Doing nothing isn't an option. Continuing to send exposed students, teachers, and staff home because there are not enough tests or testing personnel will only lead to more, prolonged school shutdowns. More school shutdowns will continue to rob kids of vital in-person educational and social development they deserve.

COVID-19 is not going away anytime soon. A new subvariant of omicron is already spreading globally, highlighting just how quickly this virus can evolve. Even as the current wave subsides, schools will get slammed by new waves in the future.

After three years, to be caught underprepared is simply inexcusable. Leaders must pursue proactive measures to move forward and not allow every new variant to further disrupt our kids’ education.

Kids are missing too much learning and working parents are struggling to balance childcare and job time. Our students, our parents, and our communities deserve proactive leadership that uses all tools available to them to keep schools open and kids in school.

Dr. Robert R. Redfield, Jr. is the senior medical adviser at AM LLC, a public health firm working with K-12 schools, and federal, state, and local health departments, and is the former director of the Centers for Disease Control and Prevention (2018-2021).
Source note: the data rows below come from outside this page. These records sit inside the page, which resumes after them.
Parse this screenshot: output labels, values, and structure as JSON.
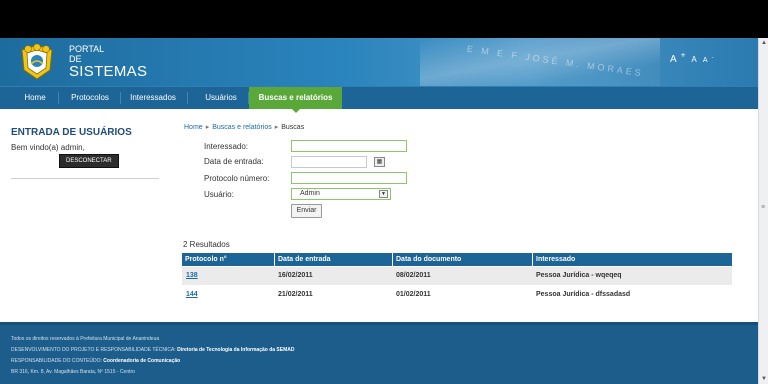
{
  "portal": {
    "line1": "PORTAL",
    "line2": "DE",
    "line3": "SISTEMAS",
    "logo_text": "P M A",
    "banner_text": "E M E F JOSÉ M. MORAES"
  },
  "font_controls": {
    "large": "A",
    "medium": "A",
    "small": "A",
    "plus": "+",
    "minus": "-"
  },
  "nav": {
    "items": [
      {
        "label": "Home"
      },
      {
        "label": "Protocolos"
      },
      {
        "label": "Interessados"
      },
      {
        "label": "Usuários"
      },
      {
        "label": "Buscas e relatórios"
      }
    ],
    "active_index": 4,
    "active_color": "#5aa83a",
    "bar_color": "#1c6596"
  },
  "sidebar": {
    "title": "ENTRADA DE USUÁRIOS",
    "welcome": "Bem vindo(a) admin,",
    "logout_label": "DESCONECTAR"
  },
  "breadcrumb": {
    "home": "Home",
    "section": "Buscas e relatórios",
    "current": "Buscas",
    "separator": "▸"
  },
  "form": {
    "interessado_label": "Interessado:",
    "interessado_value": "",
    "data_entrada_label": "Data de entrada:",
    "data_entrada_value": "",
    "protocolo_label": "Protocolo número:",
    "protocolo_value": "",
    "usuario_label": "Usuário:",
    "usuario_selected": "Admin",
    "submit_label": "Enviar"
  },
  "results": {
    "count_text": "2 Resultados",
    "columns": [
      "Protocolo n°",
      "Data de entrada",
      "Data do documento",
      "Interessado"
    ],
    "rows": [
      {
        "protocolo": "138",
        "data_entrada": "16/02/2011",
        "data_documento": "08/02/2011",
        "interessado": "Pessoa Jurídica - wqeqeq"
      },
      {
        "protocolo": "144",
        "data_entrada": "21/02/2011",
        "data_documento": "01/02/2011",
        "interessado": "Pessoa Jurídica - dfssadasd"
      }
    ]
  },
  "footer": {
    "line1": "Todos os direitos reservados à Prefeitura Municipal de Ananindeua",
    "line2_prefix": "DESENVOLVIMENTO DO PROJETO E RESPONSABILIDADE TÉCNICA: ",
    "line2_value": "Diretoria de Tecnologia da Informação da SEMAD",
    "line3_prefix": "RESPONSABILIDADE DO CONTEÚDO: ",
    "line3_value": "Coordenadoria de Comunicação",
    "line4": "BR 316, Km. 8, Av. Magalhães Barata, Nº 1515 - Centro"
  }
}
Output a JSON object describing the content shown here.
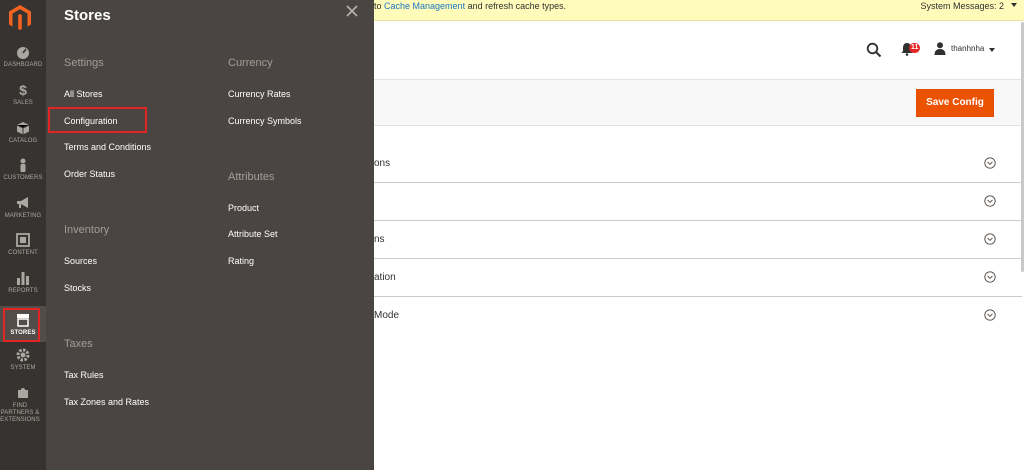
{
  "nav": {
    "items": [
      {
        "label": "DASHBOARD",
        "icon": "dashboard-icon"
      },
      {
        "label": "SALES",
        "icon": "dollar-icon"
      },
      {
        "label": "CATALOG",
        "icon": "cube-icon"
      },
      {
        "label": "CUSTOMERS",
        "icon": "person-icon"
      },
      {
        "label": "MARKETING",
        "icon": "megaphone-icon"
      },
      {
        "label": "CONTENT",
        "icon": "layout-icon"
      },
      {
        "label": "REPORTS",
        "icon": "bar-chart-icon"
      },
      {
        "label": "STORES",
        "icon": "storefront-icon"
      },
      {
        "label": "SYSTEM",
        "icon": "gear-icon"
      },
      {
        "label": "FIND PARTNERS & EXTENSIONS",
        "icon": "puzzle-icon"
      }
    ]
  },
  "flyout": {
    "title": "Stores",
    "settings": {
      "heading": "Settings",
      "links": [
        "All Stores",
        "Configuration",
        "Terms and Conditions",
        "Order Status"
      ]
    },
    "inventory": {
      "heading": "Inventory",
      "links": [
        "Sources",
        "Stocks"
      ]
    },
    "taxes": {
      "heading": "Taxes",
      "links": [
        "Tax Rules",
        "Tax Zones and Rates"
      ]
    },
    "currency": {
      "heading": "Currency",
      "links": [
        "Currency Rates",
        "Currency Symbols"
      ]
    },
    "attributes": {
      "heading": "Attributes",
      "links": [
        "Product",
        "Attribute Set",
        "Rating"
      ]
    }
  },
  "notice": {
    "prefix": "to ",
    "link": "Cache Management",
    "suffix": " and refresh cache types.",
    "system_messages": "System Messages: 2"
  },
  "header": {
    "notifications_count": "11",
    "user_name": "thanhnha"
  },
  "actions": {
    "save_label": "Save Config"
  },
  "sections": [
    {
      "label": "ons"
    },
    {
      "label": ""
    },
    {
      "label": "ns"
    },
    {
      "label": "ation"
    },
    {
      "label": "Mode"
    }
  ],
  "colors": {
    "nav_bg": "#373330",
    "flyout_bg": "#4a4542",
    "accent": "#eb5202",
    "highlight_red": "#e22626",
    "notice_bg": "#fffbbb",
    "link_blue": "#1979c3"
  }
}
This article originally appeared on Nashville Tennessean: COVID in Tennessee: Federal aid isn't enough to end school closures